[Exercise material]
+---+

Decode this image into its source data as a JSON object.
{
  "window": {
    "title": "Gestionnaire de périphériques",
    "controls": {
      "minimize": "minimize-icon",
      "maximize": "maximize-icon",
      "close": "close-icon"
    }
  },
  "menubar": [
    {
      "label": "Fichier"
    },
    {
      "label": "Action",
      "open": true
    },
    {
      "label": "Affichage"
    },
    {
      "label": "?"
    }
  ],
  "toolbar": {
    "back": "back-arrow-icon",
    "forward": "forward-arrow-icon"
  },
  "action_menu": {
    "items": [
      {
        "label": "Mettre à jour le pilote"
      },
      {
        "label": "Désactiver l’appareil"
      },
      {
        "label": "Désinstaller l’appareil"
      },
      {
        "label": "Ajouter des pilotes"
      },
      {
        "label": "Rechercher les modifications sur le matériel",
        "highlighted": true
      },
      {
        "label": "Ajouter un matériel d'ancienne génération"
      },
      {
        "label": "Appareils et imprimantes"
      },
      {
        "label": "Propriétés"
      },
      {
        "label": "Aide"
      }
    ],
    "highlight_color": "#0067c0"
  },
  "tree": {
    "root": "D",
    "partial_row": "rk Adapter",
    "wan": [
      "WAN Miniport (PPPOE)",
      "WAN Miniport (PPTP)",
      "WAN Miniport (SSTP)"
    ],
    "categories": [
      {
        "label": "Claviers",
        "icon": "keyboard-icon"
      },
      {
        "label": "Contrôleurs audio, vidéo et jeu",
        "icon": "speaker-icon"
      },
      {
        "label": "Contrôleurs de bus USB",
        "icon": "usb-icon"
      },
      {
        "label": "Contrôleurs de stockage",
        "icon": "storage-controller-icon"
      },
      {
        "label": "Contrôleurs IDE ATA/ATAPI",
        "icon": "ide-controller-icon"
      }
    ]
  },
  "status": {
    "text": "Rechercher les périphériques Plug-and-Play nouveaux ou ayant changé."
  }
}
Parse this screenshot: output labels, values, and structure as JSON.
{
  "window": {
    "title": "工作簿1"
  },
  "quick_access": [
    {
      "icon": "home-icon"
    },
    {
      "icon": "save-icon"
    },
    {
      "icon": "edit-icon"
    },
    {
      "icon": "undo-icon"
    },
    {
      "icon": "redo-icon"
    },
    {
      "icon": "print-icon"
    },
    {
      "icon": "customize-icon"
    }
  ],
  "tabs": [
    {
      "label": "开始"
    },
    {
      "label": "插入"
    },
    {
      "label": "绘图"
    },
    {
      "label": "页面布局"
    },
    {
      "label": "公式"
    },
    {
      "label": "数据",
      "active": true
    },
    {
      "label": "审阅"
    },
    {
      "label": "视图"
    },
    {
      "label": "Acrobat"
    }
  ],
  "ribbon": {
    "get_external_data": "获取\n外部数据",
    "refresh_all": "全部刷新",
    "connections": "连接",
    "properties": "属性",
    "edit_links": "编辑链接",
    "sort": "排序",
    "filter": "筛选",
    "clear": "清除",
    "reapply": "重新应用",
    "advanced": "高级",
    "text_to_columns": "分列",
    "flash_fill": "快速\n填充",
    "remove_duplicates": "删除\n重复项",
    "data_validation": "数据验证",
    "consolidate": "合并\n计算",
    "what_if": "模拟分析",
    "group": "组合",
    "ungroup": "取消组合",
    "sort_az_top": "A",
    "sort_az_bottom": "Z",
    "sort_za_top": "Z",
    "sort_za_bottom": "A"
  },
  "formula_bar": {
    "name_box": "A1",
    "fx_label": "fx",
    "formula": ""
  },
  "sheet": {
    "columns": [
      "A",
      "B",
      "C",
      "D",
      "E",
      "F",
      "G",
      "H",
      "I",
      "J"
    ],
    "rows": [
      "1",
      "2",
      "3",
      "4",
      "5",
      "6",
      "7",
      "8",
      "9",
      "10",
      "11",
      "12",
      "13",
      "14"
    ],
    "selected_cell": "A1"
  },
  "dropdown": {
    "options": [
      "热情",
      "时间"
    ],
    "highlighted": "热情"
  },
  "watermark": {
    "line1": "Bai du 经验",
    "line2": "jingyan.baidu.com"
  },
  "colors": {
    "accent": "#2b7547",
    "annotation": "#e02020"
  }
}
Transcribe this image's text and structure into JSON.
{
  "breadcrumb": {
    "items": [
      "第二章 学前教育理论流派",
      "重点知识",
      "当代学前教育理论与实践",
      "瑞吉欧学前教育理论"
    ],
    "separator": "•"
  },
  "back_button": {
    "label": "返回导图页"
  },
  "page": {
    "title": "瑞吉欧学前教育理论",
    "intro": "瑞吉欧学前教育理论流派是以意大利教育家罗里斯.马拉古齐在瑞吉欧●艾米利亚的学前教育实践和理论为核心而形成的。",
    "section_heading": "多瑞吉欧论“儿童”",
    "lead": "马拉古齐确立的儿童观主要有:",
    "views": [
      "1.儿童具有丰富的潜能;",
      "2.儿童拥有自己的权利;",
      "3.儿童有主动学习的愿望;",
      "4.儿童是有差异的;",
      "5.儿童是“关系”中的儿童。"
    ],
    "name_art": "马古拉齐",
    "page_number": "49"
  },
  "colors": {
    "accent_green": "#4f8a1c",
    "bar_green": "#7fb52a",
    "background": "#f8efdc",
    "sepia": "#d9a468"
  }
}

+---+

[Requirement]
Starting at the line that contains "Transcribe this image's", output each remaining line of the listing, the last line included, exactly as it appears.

[Answer space]
Transcribe this image's text and structure into JSON.
{
  "breadcrumb": {
    "items": [
      "第二章 学前教育理论流派",
      "重点知识",
      "当代学前教育理论与实践",
      "瑞吉欧学前教育理论"
    ],
    "separator": "•"
  },
  "back_button": {
    "label": "返回导图页"
  },
  "page": {
    "title": "瑞吉欧学前教育理论",
    "intro": "瑞吉欧学前教育理论流派是以意大利教育家罗里斯.马拉古齐在瑞吉欧●艾米利亚的学前教育实践和理论为核心而形成的。",
    "section_heading": "多瑞吉欧论“儿童”",
    "lead": "马拉古齐确立的儿童观主要有:",
    "views": [
      "1.儿童具有丰富的潜能;",
      "2.儿童拥有自己的权利;",
      "3.儿童有主动学习的愿望;",
      "4.儿童是有差异的;",
      "5.儿童是“关系”中的儿童。"
    ],
    "name_art": "马古拉齐",
    "page_number": "49"
  },
  "colors": {
    "accent_green": "#4f8a1c",
    "bar_green": "#7fb52a",
    "background": "#f8efdc",
    "sepia": "#d9a468"
  }
}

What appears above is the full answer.